- Exercise -
How many lines in the records below contain the word "rosterSheet"? State only that number.

- Data to process -
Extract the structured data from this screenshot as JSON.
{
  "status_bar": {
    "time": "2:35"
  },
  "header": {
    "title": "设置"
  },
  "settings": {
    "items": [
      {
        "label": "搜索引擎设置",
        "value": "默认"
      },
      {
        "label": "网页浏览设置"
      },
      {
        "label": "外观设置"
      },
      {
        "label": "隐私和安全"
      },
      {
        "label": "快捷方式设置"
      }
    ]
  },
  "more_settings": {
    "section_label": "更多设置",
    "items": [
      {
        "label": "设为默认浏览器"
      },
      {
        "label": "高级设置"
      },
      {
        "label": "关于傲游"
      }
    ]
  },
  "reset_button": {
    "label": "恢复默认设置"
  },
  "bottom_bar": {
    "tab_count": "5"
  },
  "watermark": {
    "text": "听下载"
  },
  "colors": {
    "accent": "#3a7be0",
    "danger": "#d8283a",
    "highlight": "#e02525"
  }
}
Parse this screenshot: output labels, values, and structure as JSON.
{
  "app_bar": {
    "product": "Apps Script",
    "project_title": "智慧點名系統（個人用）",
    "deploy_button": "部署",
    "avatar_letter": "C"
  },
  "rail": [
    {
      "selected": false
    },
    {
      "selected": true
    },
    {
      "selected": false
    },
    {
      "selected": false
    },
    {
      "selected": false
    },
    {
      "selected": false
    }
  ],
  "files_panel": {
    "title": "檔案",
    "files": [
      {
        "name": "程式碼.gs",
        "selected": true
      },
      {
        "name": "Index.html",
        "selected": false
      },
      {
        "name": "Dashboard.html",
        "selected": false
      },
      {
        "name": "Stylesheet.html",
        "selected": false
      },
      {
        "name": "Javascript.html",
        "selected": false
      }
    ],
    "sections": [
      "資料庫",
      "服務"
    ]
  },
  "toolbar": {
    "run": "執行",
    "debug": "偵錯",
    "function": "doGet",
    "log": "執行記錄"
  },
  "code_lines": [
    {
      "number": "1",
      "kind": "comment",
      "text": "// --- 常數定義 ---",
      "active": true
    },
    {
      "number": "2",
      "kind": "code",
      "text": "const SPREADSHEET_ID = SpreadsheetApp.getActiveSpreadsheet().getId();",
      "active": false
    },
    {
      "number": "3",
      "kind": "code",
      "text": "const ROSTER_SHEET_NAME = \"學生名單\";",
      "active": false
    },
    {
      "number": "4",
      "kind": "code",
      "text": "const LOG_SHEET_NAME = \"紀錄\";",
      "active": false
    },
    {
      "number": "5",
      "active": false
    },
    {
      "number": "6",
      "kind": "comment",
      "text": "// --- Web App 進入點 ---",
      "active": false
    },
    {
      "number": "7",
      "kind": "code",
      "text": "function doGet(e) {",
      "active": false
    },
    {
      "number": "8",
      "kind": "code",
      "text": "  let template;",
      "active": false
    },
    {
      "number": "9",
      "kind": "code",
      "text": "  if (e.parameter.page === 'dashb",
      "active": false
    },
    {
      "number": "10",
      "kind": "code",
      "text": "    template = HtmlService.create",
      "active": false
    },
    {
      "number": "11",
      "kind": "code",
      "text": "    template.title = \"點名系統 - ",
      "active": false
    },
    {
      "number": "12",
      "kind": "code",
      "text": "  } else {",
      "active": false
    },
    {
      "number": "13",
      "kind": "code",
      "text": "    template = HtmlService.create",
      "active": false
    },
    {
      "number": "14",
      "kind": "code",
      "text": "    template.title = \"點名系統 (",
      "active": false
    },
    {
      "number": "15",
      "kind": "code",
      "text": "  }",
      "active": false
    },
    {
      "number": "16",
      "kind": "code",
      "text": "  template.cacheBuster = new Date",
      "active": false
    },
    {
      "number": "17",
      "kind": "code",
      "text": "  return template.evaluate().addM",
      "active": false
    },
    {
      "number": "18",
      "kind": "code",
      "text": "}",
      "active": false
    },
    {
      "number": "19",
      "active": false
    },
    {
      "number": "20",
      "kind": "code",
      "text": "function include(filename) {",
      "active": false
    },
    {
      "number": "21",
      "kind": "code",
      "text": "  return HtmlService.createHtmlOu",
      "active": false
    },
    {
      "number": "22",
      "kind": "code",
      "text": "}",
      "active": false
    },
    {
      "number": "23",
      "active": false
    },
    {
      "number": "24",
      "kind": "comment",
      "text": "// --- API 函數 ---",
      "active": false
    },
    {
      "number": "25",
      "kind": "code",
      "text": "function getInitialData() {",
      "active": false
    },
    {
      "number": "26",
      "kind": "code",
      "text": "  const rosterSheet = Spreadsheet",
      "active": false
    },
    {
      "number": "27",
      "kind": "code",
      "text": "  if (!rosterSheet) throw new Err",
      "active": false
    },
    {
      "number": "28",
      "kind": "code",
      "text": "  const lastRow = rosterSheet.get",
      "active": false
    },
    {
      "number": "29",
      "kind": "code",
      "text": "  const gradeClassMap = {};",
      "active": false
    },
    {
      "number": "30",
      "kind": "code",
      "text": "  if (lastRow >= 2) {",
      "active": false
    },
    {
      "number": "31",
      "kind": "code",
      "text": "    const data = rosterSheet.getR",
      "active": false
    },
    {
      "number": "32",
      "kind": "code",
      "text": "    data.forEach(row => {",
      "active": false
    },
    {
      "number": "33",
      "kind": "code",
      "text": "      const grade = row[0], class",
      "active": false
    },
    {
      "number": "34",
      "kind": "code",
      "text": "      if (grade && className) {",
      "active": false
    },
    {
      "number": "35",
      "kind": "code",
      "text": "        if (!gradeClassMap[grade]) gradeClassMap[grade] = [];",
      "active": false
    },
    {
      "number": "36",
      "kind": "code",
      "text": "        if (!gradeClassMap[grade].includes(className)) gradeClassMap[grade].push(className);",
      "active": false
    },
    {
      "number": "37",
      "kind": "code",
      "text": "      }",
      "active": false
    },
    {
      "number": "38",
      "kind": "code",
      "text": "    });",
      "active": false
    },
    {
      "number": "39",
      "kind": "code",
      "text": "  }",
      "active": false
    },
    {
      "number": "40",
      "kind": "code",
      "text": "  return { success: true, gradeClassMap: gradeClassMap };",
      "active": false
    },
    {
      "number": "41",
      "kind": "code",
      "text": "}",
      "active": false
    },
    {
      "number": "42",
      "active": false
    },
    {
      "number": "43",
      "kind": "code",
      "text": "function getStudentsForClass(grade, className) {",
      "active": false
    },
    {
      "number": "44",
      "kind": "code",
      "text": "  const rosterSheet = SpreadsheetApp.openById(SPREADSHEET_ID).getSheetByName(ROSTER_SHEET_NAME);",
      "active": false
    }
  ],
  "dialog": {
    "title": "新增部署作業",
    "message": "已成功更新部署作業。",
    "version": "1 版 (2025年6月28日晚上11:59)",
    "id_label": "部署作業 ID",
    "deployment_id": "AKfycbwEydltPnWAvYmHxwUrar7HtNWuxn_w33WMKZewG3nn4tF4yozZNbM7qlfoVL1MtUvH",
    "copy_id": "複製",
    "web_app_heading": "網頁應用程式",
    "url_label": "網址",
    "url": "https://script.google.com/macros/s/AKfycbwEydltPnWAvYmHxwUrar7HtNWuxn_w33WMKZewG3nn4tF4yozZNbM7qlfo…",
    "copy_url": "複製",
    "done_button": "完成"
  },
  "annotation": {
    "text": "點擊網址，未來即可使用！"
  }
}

- Exercise answer -
5